Keeping your tackle in optimum condition should be a high priority for any competitive sportfishing program. Proper tackle care, along with proper tackle storage, will guarantee many seasons of reliable use, which is even more important these days with the limited availability we’ve been experiencing lately on many products. Normal maintenance will vary on every operation depending on how much you fish, where you fish and the type of fishing involved.
For example, crews that are consistently seeing double-digit catches on light gear may have to break down a reel and do their own repairs at night between trips, whereas others that only catch a few fish all season on heavy gear might take theirs into a local tackle store for service every few years. Most of us will fall somewhere between these two. But regardless of where that is, the most obvious and beneficial preventive maintenance we can do for our tackle is to properly wash, dry and store it after each use. Like many boats these days, we have a designated tackle locker that allows us to securely store our rods and reels after each use.
In the Gulf of Mexico, our trips back in from the fishing grounds are normally four hours or more, which allows us plenty of time to thoroughly soap, rinse and dry all of our tackle before breaking it all down and storing it away. This also gives us a head start on cleanup and allows us to focus on other things when we get back in and are busy at the dock. As for yearly maintenance, here’s a quick general list of the procedures that we normally use in the off season: We will start with the removal of reels from rods or butts. The larger reels (50s-130s) we will either take to have professionally inspected (every other season) or clean up and corrosion block all external parts and lube the handles.

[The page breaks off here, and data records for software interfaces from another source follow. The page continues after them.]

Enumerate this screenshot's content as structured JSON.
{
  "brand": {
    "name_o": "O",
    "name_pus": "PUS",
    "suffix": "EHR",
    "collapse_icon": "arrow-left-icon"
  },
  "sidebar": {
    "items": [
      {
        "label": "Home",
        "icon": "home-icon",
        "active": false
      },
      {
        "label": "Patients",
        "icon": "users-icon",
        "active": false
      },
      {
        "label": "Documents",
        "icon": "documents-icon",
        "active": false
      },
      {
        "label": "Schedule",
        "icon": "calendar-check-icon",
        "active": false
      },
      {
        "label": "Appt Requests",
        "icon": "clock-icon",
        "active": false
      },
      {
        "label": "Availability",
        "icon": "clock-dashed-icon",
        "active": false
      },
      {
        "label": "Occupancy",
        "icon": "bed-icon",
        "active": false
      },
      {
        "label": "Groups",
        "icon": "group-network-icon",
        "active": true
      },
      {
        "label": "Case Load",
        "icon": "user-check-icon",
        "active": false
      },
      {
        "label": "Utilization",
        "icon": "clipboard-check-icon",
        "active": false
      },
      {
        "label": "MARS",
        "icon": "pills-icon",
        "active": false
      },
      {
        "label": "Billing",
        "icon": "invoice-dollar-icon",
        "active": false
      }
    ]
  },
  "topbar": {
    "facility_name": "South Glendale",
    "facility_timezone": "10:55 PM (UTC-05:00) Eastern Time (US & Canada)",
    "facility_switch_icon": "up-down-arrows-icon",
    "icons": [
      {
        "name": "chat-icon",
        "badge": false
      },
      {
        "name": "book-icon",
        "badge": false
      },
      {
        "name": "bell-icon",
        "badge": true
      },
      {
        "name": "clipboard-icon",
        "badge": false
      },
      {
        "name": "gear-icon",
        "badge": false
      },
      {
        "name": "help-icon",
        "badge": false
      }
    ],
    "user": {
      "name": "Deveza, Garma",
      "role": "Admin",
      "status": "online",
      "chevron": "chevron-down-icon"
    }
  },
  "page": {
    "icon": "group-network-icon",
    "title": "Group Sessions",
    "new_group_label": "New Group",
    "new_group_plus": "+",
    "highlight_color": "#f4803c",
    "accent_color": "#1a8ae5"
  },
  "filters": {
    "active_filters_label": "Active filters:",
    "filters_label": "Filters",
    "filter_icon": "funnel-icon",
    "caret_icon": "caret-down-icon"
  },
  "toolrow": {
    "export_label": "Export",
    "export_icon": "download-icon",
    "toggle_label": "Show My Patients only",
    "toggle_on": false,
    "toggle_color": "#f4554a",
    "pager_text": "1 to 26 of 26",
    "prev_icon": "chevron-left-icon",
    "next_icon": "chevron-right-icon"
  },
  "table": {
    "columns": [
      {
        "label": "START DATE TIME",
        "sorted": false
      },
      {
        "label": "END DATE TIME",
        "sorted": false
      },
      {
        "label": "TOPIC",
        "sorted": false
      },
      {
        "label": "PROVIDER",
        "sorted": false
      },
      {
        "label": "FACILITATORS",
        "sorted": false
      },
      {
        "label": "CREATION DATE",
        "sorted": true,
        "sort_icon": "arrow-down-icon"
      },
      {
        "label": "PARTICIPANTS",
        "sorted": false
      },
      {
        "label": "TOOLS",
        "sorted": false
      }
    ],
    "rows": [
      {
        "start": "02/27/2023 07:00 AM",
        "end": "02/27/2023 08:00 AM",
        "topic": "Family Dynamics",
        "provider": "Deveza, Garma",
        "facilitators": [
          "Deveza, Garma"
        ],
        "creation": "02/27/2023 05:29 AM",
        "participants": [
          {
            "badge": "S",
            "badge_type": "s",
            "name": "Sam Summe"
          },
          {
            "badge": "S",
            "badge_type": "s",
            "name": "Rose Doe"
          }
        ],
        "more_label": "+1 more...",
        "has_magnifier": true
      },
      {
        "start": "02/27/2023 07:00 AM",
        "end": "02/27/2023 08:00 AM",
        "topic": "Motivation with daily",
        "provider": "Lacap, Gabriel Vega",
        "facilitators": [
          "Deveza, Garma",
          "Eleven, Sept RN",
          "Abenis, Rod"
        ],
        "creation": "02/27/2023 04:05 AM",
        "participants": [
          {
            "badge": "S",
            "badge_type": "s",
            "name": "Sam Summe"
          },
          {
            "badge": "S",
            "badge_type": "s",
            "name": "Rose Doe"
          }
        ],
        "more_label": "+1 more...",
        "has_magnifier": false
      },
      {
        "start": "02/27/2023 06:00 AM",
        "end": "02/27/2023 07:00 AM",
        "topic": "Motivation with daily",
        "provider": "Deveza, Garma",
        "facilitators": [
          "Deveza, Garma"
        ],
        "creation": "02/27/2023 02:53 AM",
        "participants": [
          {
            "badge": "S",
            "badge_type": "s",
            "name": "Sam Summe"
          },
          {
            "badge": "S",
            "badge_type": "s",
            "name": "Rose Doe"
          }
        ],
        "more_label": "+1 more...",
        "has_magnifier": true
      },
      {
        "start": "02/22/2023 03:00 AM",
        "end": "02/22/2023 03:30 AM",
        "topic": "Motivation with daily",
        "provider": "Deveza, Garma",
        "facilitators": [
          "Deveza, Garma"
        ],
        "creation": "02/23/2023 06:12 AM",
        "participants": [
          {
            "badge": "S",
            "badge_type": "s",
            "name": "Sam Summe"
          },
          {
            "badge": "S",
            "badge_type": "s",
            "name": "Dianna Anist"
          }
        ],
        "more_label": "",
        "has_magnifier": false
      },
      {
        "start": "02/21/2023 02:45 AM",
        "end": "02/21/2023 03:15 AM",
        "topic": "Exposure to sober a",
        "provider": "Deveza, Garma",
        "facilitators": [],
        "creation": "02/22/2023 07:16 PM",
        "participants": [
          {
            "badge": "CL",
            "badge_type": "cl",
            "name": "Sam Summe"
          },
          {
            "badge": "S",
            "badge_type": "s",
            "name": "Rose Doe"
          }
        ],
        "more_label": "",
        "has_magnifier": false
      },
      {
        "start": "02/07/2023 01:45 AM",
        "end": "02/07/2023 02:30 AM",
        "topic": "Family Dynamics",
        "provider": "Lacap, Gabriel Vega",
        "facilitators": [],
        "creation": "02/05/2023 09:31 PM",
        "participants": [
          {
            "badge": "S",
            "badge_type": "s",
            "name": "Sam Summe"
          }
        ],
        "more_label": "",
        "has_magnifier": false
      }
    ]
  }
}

For the smaller reels, we will disassemble each one for visual inspection, clean, replace any damaged or worn parts, lube, reassemble and corrosion block the exterior parts. After our reels are back together and ready to be replaced on their rods we will check all guides and rollers, remove all rollers and lube, coat reel seats, ferrules, and collet nuts with Teflon lubricant and reassemble them all. We will usually start out our season with the existing line left on our heavy tackle from the previous season but will change out the top shots prior to the start of our tournaments or after a heavy battle as needed. With all of the odds that can work against you when fishing, tackle failure is probably the worst thing that you should allow to happen. Take care of your tackle and it will take care of you.